The Election Law Program’s first war game was held in Virginia on May 16, 2012 in Norfolk. The goal of the war game was to troubleshoot state election statutes and educate judges about the unique nature of election litigation. Videos and supporting materials for the Virginia war game (scenario overview, briefs, etc.) are found here.
The hypothetical case used for this war game posed a scenario in which candidates in a too-close-to-call election for the U.S. Senate were separated by 203 votes. However, in one precinct, it appears that a DRE machine malfunctioned – registering zero votes in the race, despite normal vote totals in the U.S. Congressional and Presidential categories. The petitioner asks the court to examine the allegedly malfunctioning machine, even though statutory authority to do so is unclear.
Neither the real world candidates named in this hypothetical (or their actual attorneys or other representatives) were consulted on the content of this hypothetical or are in any way responsible for it. The two attorneys arguing each side of the hypothetical case did so as part of the exercise and do not actually represent their hypothetical clients.

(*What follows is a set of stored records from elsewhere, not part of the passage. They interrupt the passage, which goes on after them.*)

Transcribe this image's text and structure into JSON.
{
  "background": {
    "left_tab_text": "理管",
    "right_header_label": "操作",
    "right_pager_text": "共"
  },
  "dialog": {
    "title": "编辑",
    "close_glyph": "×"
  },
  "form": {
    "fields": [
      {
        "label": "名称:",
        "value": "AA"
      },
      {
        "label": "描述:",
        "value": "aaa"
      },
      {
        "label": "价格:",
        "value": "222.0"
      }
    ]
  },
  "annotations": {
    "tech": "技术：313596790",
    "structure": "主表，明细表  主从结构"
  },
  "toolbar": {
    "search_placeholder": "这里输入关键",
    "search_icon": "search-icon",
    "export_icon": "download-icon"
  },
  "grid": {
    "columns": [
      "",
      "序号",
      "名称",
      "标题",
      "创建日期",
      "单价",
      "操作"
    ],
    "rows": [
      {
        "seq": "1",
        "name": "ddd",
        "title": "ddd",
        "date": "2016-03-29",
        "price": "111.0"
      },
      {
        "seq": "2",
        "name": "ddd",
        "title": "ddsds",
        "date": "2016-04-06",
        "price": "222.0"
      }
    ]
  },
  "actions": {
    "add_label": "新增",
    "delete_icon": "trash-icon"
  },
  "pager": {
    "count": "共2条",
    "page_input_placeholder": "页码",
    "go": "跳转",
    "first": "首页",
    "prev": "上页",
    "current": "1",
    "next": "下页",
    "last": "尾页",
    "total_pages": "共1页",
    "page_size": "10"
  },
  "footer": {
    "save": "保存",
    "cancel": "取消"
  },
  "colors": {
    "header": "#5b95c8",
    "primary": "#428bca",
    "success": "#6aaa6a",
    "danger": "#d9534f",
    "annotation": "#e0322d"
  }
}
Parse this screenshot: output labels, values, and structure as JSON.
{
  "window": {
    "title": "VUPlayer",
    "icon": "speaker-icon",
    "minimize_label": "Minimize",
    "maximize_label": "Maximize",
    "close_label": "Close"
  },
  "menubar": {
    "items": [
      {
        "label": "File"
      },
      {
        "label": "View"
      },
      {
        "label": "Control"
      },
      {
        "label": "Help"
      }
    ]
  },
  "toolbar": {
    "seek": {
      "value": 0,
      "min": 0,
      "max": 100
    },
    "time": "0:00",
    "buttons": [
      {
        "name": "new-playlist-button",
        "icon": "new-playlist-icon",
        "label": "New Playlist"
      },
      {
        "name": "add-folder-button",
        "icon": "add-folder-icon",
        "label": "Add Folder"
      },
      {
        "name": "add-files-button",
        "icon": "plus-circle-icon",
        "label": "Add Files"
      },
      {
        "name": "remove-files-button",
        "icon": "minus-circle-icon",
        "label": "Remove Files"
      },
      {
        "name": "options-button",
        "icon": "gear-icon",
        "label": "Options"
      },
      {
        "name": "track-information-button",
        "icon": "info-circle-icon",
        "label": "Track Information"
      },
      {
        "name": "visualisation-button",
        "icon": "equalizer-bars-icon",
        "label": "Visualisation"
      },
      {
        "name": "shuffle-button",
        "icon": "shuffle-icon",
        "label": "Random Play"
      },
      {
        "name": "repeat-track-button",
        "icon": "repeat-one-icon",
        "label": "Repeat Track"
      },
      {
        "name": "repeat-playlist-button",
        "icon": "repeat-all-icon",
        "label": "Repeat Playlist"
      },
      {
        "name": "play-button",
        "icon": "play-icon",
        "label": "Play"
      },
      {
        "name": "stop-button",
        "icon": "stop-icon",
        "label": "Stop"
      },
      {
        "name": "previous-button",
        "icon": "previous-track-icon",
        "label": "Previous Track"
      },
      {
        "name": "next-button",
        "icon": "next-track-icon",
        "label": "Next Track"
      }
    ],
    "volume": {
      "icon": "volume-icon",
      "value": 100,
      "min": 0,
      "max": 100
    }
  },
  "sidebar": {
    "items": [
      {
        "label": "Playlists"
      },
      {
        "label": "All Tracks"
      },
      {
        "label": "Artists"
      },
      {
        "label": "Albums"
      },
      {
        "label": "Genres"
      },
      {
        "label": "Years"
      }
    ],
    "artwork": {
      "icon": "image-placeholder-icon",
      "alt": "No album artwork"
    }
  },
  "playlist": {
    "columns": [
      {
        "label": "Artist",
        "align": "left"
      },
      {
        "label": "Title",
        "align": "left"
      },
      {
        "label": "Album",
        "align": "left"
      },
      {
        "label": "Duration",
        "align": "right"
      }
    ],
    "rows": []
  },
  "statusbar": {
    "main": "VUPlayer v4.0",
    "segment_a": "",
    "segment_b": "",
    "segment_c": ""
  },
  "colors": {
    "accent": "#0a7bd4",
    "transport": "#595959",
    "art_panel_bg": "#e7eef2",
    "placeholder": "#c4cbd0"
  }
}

The Election Law Program would like to thank the Deer Creek Foundation for its generous support of this war game.